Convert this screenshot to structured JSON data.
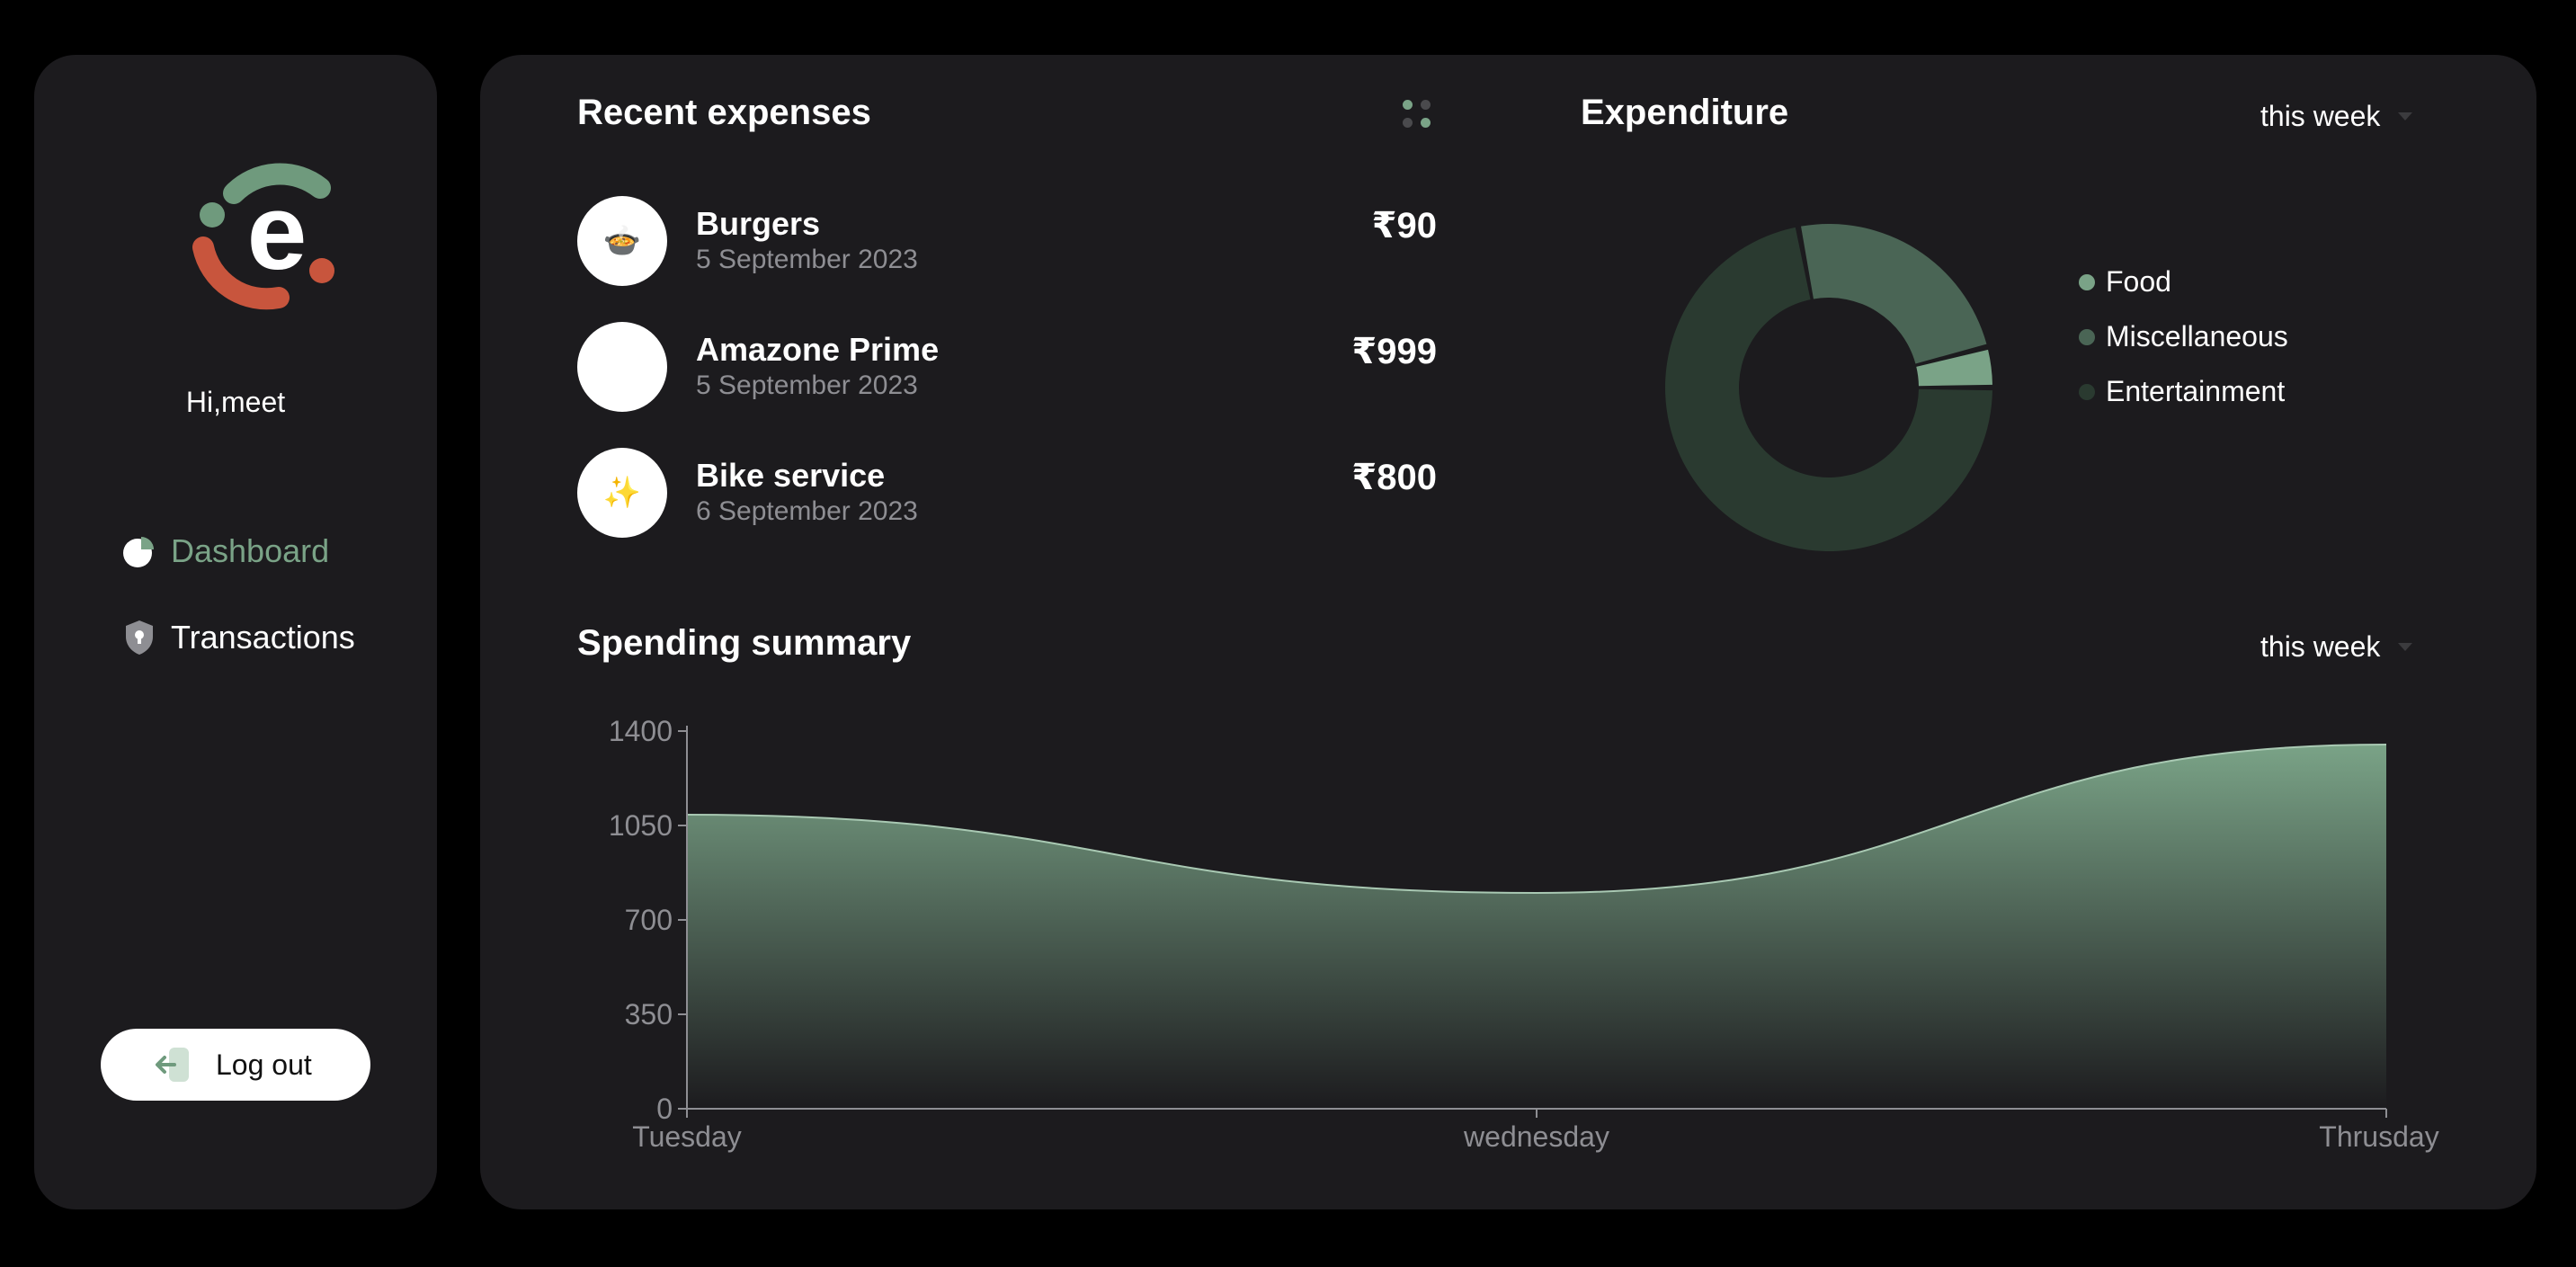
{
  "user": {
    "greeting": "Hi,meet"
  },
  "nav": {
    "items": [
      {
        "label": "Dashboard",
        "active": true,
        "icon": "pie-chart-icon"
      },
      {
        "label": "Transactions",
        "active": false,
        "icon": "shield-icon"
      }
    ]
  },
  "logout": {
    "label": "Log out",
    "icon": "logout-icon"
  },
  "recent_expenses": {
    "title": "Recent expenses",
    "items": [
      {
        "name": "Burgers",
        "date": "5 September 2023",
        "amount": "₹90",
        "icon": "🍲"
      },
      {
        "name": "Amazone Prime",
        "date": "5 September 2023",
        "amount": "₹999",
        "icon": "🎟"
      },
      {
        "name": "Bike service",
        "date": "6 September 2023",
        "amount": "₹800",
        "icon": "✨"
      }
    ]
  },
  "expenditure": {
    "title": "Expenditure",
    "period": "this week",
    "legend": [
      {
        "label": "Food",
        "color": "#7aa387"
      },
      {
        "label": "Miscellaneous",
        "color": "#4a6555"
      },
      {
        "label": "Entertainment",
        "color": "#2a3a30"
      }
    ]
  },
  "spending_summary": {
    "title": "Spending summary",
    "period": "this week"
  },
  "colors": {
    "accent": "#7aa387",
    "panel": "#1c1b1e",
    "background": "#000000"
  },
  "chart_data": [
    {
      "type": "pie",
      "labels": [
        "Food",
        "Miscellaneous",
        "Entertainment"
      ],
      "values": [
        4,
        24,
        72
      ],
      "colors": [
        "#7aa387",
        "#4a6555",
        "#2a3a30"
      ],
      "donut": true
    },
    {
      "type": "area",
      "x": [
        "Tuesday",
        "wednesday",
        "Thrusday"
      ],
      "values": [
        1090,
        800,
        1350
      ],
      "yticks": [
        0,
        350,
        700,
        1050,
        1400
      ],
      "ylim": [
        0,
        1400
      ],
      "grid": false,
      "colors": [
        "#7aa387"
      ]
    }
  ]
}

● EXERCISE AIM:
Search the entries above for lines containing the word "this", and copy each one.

● REPLY:
Convert this screenshot to structured JSON data.
    "period": "this week",
    "period": "this week"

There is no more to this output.